▸ Source information:
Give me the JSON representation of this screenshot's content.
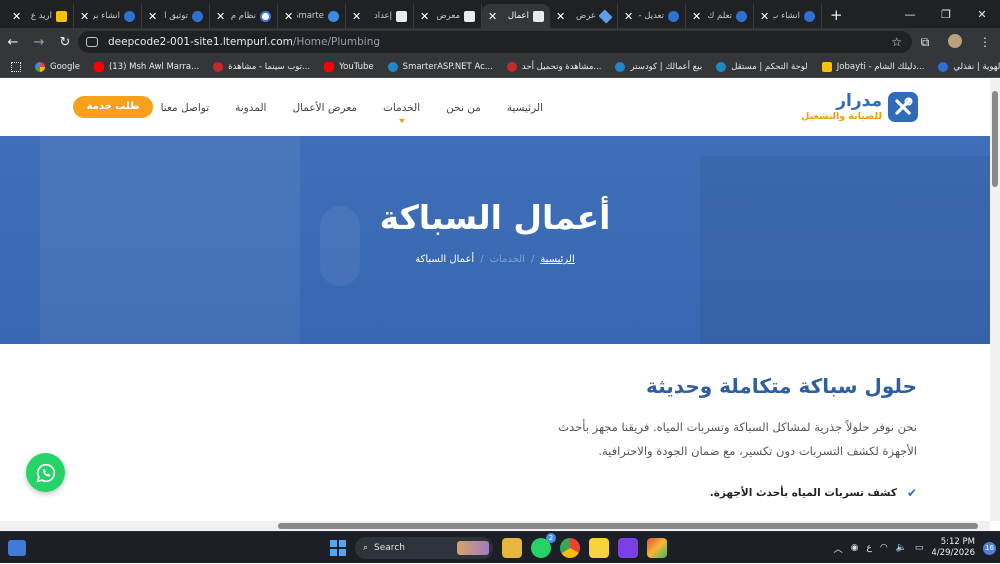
{
  "browser": {
    "tabs": [
      {
        "label": "اريد ع",
        "icon": "bookmark-yellow-icon"
      },
      {
        "label": "انشاء بر",
        "icon": "site-favicon-icon"
      },
      {
        "label": "توثيق ا",
        "icon": "site-favicon-icon"
      },
      {
        "label": "نظام م",
        "icon": "globe-icon"
      },
      {
        "label": "Smarte",
        "icon": "smarterasp-icon"
      },
      {
        "label": "إعداد",
        "icon": "document-icon"
      },
      {
        "label": "معرض",
        "icon": "document-icon"
      },
      {
        "label": "أعمال",
        "icon": "document-icon",
        "active": true
      },
      {
        "label": "عرض",
        "icon": "gemini-icon"
      },
      {
        "label": "تعديل -",
        "icon": "site-favicon-icon"
      },
      {
        "label": "تعلم ك",
        "icon": "site-favicon-icon"
      },
      {
        "label": "انشاء ب",
        "icon": "site-favicon-icon"
      }
    ],
    "url_host": "deepcode2-001-site1.ltempurl.com",
    "url_path": "/Home/Plumbing",
    "bookmarks": [
      {
        "label": "Google",
        "icon": "google-icon"
      },
      {
        "label": "(13) Msh Awl Marra...",
        "icon": "youtube-icon"
      },
      {
        "label": "توب سينما - مشاهدة...",
        "icon": "flag-icon"
      },
      {
        "label": "YouTube",
        "icon": "youtube-icon"
      },
      {
        "label": "SmarterASP.NET Ac...",
        "icon": "smarterasp-icon"
      },
      {
        "label": "مشاهدة وتحميل أحد...",
        "icon": "red-site-icon"
      },
      {
        "label": "بيع أعمالك | كودستر",
        "icon": "codester-icon"
      },
      {
        "label": "لوحة التحكم | مستقل",
        "icon": "mostaql-icon"
      },
      {
        "label": "Jobayti - دليلك الشام...",
        "icon": "jobayti-icon"
      },
      {
        "label": "توثيق الهوية | نفذلي",
        "icon": "site-favicon-icon"
      }
    ]
  },
  "site": {
    "logo_title": "مدرار",
    "logo_subtitle": "للصيانة والتشغيل",
    "nav": [
      "الرئيسية",
      "من نحن",
      "الخدمات",
      "معرض الأعمال",
      "المدونة",
      "تواصل معنا"
    ],
    "cta_label": "طلب خدمة"
  },
  "hero": {
    "title": "أعمال السباكة",
    "breadcrumb_home": "الرئيسية",
    "breadcrumb_mid": "الخدمات",
    "breadcrumb_current": "أعمال السباكة"
  },
  "content": {
    "section_title": "حلول سباكة متكاملة وحديثة",
    "paragraph": "نحن نوفر حلولاً جذرية لمشاكل السباكة وتسربات المياه. فريقنا مجهز بأحدث الأجهزة لكشف التسربات دون تكسير، مع ضمان الجودة والاحترافية.",
    "feature_1": "كشف تسربات المياه بأحدث الأجهزة."
  },
  "taskbar": {
    "search_label": "Search",
    "whatsapp_badge": "2",
    "lang": "ع",
    "time": "5:12 PM",
    "date": "4/29/2026",
    "notif_count": "16"
  },
  "colors": {
    "brand_blue": "#2f6bb8",
    "brand_orange": "#f7a11a",
    "hero_blue": "#3a69b5"
  }
}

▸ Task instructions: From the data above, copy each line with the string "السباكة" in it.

▸ Reply to the task:
    "title": "أعمال السباكة",
    "breadcrumb_current": "أعمال السباكة"
    "paragraph": "نحن نوفر حلولاً جذرية لمشاكل السباكة وتسربات المياه. فريقنا مجهز بأحدث الأجهزة لكشف التسربات دون تكسير، مع ضمان الجودة والاحترافية.",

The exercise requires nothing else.